Record set:
======

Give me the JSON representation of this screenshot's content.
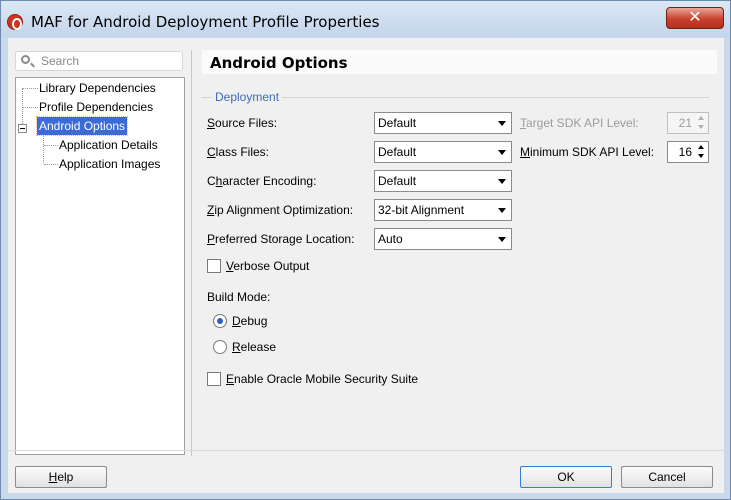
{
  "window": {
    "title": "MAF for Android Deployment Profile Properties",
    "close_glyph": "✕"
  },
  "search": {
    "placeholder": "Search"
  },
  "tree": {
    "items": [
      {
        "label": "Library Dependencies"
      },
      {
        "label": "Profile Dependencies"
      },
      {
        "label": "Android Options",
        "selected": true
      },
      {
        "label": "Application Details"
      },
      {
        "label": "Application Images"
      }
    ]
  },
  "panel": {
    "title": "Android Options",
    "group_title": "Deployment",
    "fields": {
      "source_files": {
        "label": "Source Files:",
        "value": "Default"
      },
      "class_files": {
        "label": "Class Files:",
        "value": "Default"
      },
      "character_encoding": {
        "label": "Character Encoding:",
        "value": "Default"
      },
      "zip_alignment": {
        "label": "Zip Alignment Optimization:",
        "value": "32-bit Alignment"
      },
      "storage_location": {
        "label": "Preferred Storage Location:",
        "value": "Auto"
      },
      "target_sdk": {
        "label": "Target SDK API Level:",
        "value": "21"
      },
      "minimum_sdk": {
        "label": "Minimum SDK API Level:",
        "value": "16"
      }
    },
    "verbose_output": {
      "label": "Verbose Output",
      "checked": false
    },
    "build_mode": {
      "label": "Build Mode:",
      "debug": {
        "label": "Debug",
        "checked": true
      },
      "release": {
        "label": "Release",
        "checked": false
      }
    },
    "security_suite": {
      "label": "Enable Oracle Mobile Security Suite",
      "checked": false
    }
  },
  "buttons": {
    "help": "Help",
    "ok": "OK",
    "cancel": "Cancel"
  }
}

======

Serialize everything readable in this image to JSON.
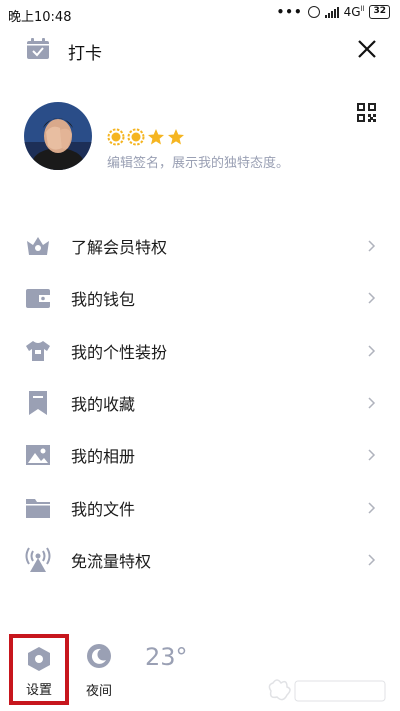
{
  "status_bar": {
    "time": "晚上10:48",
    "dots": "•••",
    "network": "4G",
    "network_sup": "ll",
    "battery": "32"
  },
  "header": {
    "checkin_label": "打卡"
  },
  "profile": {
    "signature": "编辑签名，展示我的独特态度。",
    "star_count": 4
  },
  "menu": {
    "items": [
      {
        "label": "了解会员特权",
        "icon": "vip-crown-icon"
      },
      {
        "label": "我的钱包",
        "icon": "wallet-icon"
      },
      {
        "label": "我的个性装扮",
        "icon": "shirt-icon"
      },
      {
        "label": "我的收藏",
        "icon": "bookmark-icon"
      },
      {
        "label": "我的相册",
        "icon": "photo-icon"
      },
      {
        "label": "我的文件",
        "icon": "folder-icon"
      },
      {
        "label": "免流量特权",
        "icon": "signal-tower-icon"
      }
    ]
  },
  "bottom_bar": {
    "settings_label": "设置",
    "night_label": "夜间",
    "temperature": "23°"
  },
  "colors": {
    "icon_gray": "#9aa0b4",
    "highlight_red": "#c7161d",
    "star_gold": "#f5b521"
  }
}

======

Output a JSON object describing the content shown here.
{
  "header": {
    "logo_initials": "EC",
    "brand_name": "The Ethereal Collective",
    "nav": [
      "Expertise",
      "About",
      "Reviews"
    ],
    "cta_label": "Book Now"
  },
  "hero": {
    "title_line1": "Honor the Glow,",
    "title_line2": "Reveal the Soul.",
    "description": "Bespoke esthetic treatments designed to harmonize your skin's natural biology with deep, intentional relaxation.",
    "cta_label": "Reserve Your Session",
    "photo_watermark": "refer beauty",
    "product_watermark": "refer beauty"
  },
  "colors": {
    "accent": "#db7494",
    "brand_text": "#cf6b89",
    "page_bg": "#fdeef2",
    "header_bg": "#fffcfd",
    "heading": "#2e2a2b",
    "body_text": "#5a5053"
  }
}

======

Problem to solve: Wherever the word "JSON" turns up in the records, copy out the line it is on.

Answer to this task:
Give me the JSON representation of this screenshot's content.
Serialize everything readable in this image to JSON.
Output a JSON object describing the content shown here.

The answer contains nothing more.